* What needs to be done
Could you retype the whole listing word for word and drop the images?

* Entries shown

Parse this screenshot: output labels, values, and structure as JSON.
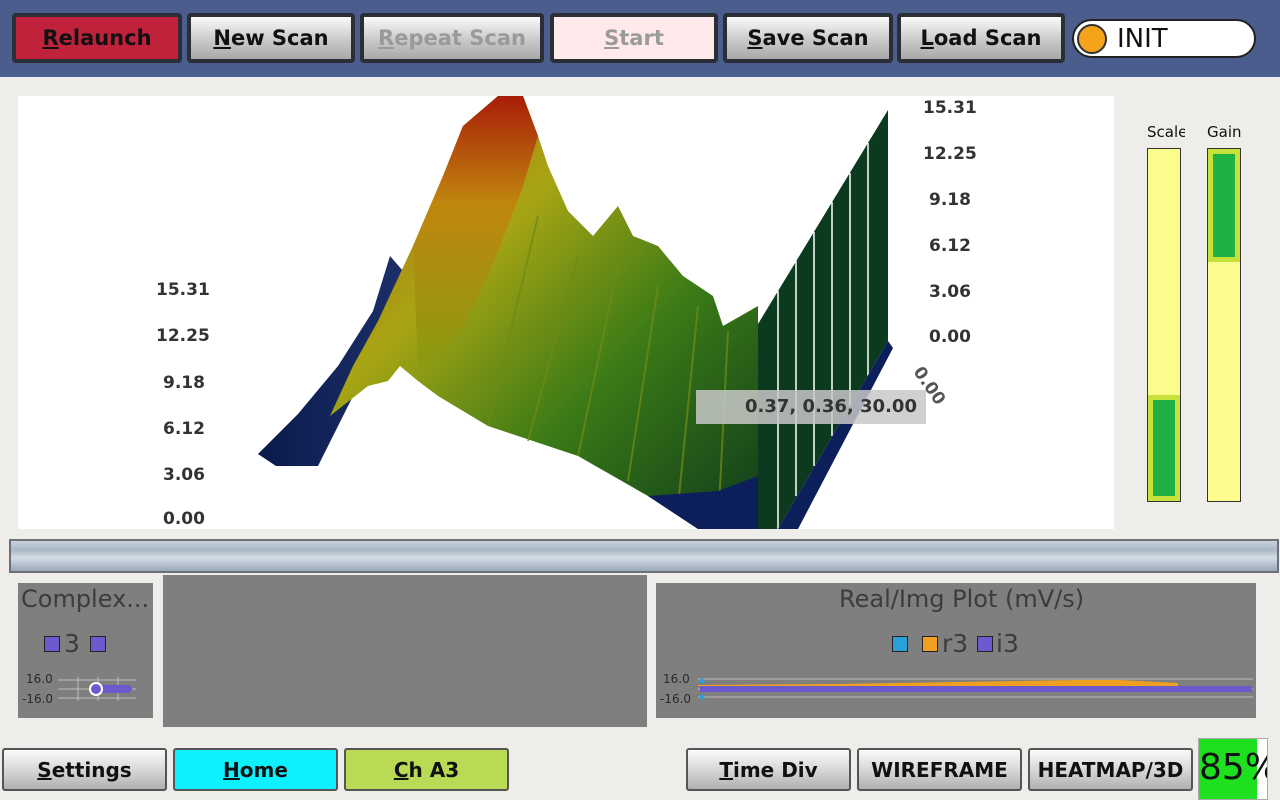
{
  "toolbar": {
    "relaunch": {
      "key": "R",
      "rest": "elaunch"
    },
    "new_scan": {
      "key": "N",
      "rest": "ew Scan"
    },
    "repeat_scan": {
      "key": "R",
      "rest": "epeat Scan"
    },
    "start": {
      "key": "S",
      "rest": "tart"
    },
    "save_scan": {
      "key": "S",
      "rest": "ave Scan"
    },
    "load_scan": {
      "key": "L",
      "rest": "oad Scan"
    },
    "status_text": "INIT"
  },
  "plot3d": {
    "right_axis": [
      "15.31",
      "12.25",
      "9.18",
      "6.12",
      "3.06",
      "0.00"
    ],
    "left_axis": [
      "15.31",
      "12.25",
      "9.18",
      "6.12",
      "3.06",
      "0.00"
    ],
    "depth_label": "0.00",
    "cursor_readout": "0.37, 0.36, 30.00"
  },
  "meters": {
    "scale_title": "Scale",
    "gain_title": "Gain",
    "scale_level": 0.3,
    "gain_level": 0.32
  },
  "complex_panel": {
    "title": "Complex...",
    "legend_label": "3",
    "tick_top": "16.0",
    "tick_bottom": "-16.0",
    "series_color": "#6a5acd"
  },
  "realimg_panel": {
    "title": "Real/Img Plot (mV/s)",
    "legend": [
      {
        "label": "",
        "color": "#2aa0d8"
      },
      {
        "label": "r3",
        "color": "#f0a020"
      },
      {
        "label": "i3",
        "color": "#6a5acd"
      }
    ],
    "tick_top": "16.0",
    "tick_bottom": "-16.0"
  },
  "bottom": {
    "settings": {
      "key": "S",
      "rest": "ettings"
    },
    "home": {
      "key": "H",
      "rest": "ome"
    },
    "channel": {
      "key": "C",
      "rest": "h A3"
    },
    "time_div": {
      "key": "T",
      "rest": "ime Div"
    },
    "wireframe": "WIREFRAME",
    "heatmap": "HEATMAP/3D",
    "percent_text": "85%",
    "percent_value": 0.85
  },
  "colors": {
    "toolbar_bg": "#4a5d8c",
    "relaunch_red": "#c0223b",
    "home_cyan": "#0ff0ff",
    "channel_green": "#b9da55",
    "status_orange": "#f5a31a"
  }
}
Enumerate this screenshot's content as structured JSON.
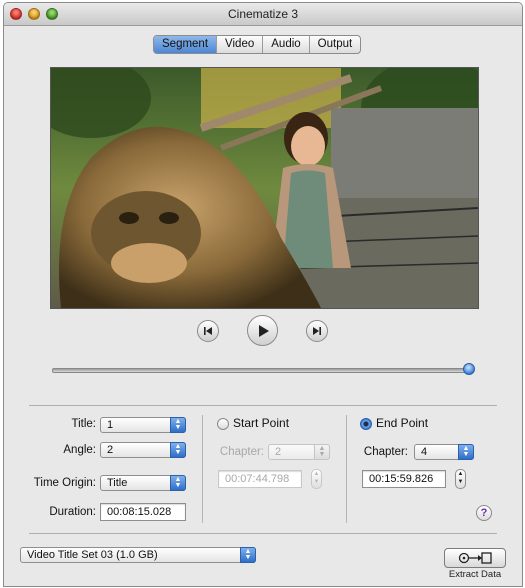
{
  "window": {
    "title": "Cinematize 3"
  },
  "tabs": [
    {
      "label": "Segment",
      "active": true
    },
    {
      "label": "Video",
      "active": false
    },
    {
      "label": "Audio",
      "active": false
    },
    {
      "label": "Output",
      "active": false
    }
  ],
  "playback": {
    "previous_icon": "skip-back-icon",
    "play_icon": "play-icon",
    "next_icon": "skip-forward-icon",
    "position_fraction": 1.0
  },
  "settings": {
    "title_label": "Title:",
    "title_value": "1",
    "angle_label": "Angle:",
    "angle_value": "2",
    "time_origin_label": "Time Origin:",
    "time_origin_value": "Title",
    "duration_label": "Duration:",
    "duration_value": "00:08:15.028"
  },
  "start_point": {
    "label": "Start Point",
    "selected": false,
    "chapter_label": "Chapter:",
    "chapter_value": "2",
    "time_value": "00:07:44.798"
  },
  "end_point": {
    "label": "End Point",
    "selected": true,
    "chapter_label": "Chapter:",
    "chapter_value": "4",
    "time_value": "00:15:59.826"
  },
  "bottom": {
    "title_set_value": "Video Title Set 03 (1.0 GB)",
    "extract_label": "Extract Data",
    "extract_icon": "extract-data-icon",
    "help_label": "?"
  },
  "colors": {
    "accent": "#3a7fd8",
    "window_bg": "#e8e8e8"
  }
}
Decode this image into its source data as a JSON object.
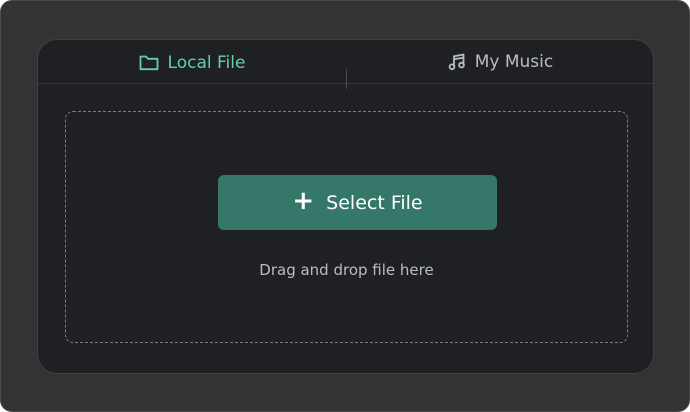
{
  "tabs": {
    "local_label": "Local File",
    "music_label": "My Music",
    "active": "local"
  },
  "dropzone": {
    "button_label": "Select File",
    "button_icon": "+",
    "hint": "Drag and drop file here"
  },
  "colors": {
    "active_tab": "#5fd3a4",
    "inactive_tab": "#b9bcc2",
    "button_bg": "#35786a",
    "panel_bg": "#1f2024",
    "window_bg": "#333333"
  },
  "icons": {
    "local_tab": "folder-icon",
    "music_tab": "music-note-icon",
    "button": "plus-icon"
  }
}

* Answer area
Parse this screenshot: output labels, values, and structure as JSON.
{
  "toolbar": {
    "relaunch": {
      "key": "R",
      "rest": "elaunch"
    },
    "new_scan": {
      "key": "N",
      "rest": "ew Scan"
    },
    "repeat_scan": {
      "key": "R",
      "rest": "epeat Scan"
    },
    "start": {
      "key": "S",
      "rest": "tart"
    },
    "save_scan": {
      "key": "S",
      "rest": "ave Scan"
    },
    "load_scan": {
      "key": "L",
      "rest": "oad Scan"
    },
    "status_text": "INIT"
  },
  "plot3d": {
    "right_axis": [
      "15.31",
      "12.25",
      "9.18",
      "6.12",
      "3.06",
      "0.00"
    ],
    "left_axis": [
      "15.31",
      "12.25",
      "9.18",
      "6.12",
      "3.06",
      "0.00"
    ],
    "depth_label": "0.00",
    "cursor_readout": "0.37, 0.36, 30.00"
  },
  "meters": {
    "scale_title": "Scale",
    "gain_title": "Gain",
    "scale_level": 0.3,
    "gain_level": 0.32
  },
  "complex_panel": {
    "title": "Complex...",
    "legend_label": "3",
    "tick_top": "16.0",
    "tick_bottom": "-16.0",
    "series_color": "#6a5acd"
  },
  "realimg_panel": {
    "title": "Real/Img Plot (mV/s)",
    "legend": [
      {
        "label": "",
        "color": "#2aa0d8"
      },
      {
        "label": "r3",
        "color": "#f0a020"
      },
      {
        "label": "i3",
        "color": "#6a5acd"
      }
    ],
    "tick_top": "16.0",
    "tick_bottom": "-16.0"
  },
  "bottom": {
    "settings": {
      "key": "S",
      "rest": "ettings"
    },
    "home": {
      "key": "H",
      "rest": "ome"
    },
    "channel": {
      "key": "C",
      "rest": "h A3"
    },
    "time_div": {
      "key": "T",
      "rest": "ime Div"
    },
    "wireframe": "WIREFRAME",
    "heatmap": "HEATMAP/3D",
    "percent_text": "85%",
    "percent_value": 0.85
  },
  "colors": {
    "toolbar_bg": "#4a5d8c",
    "relaunch_red": "#c0223b",
    "home_cyan": "#0ff0ff",
    "channel_green": "#b9da55",
    "status_orange": "#f5a31a"
  }
}
Enumerate this screenshot's content as structured JSON.
{
  "window": {
    "title": "Cinematize 3"
  },
  "tabs": [
    {
      "label": "Segment",
      "active": true
    },
    {
      "label": "Video",
      "active": false
    },
    {
      "label": "Audio",
      "active": false
    },
    {
      "label": "Output",
      "active": false
    }
  ],
  "playback": {
    "previous_icon": "skip-back-icon",
    "play_icon": "play-icon",
    "next_icon": "skip-forward-icon",
    "position_fraction": 1.0
  },
  "settings": {
    "title_label": "Title:",
    "title_value": "1",
    "angle_label": "Angle:",
    "angle_value": "2",
    "time_origin_label": "Time Origin:",
    "time_origin_value": "Title",
    "duration_label": "Duration:",
    "duration_value": "00:08:15.028"
  },
  "start_point": {
    "label": "Start Point",
    "selected": false,
    "chapter_label": "Chapter:",
    "chapter_value": "2",
    "time_value": "00:07:44.798"
  },
  "end_point": {
    "label": "End Point",
    "selected": true,
    "chapter_label": "Chapter:",
    "chapter_value": "4",
    "time_value": "00:15:59.826"
  },
  "bottom": {
    "title_set_value": "Video Title Set 03 (1.0 GB)",
    "extract_label": "Extract Data",
    "extract_icon": "extract-data-icon",
    "help_label": "?"
  },
  "colors": {
    "accent": "#3a7fd8",
    "window_bg": "#e8e8e8"
  }
}
Decode this image into its source data as a JSON object.
{
  "tabs": {
    "local_label": "Local File",
    "music_label": "My Music",
    "active": "local"
  },
  "dropzone": {
    "button_label": "Select File",
    "button_icon": "+",
    "hint": "Drag and drop file here"
  },
  "colors": {
    "active_tab": "#5fd3a4",
    "inactive_tab": "#b9bcc2",
    "button_bg": "#35786a",
    "panel_bg": "#1f2024",
    "window_bg": "#333333"
  },
  "icons": {
    "local_tab": "folder-icon",
    "music_tab": "music-note-icon",
    "button": "plus-icon"
  }
}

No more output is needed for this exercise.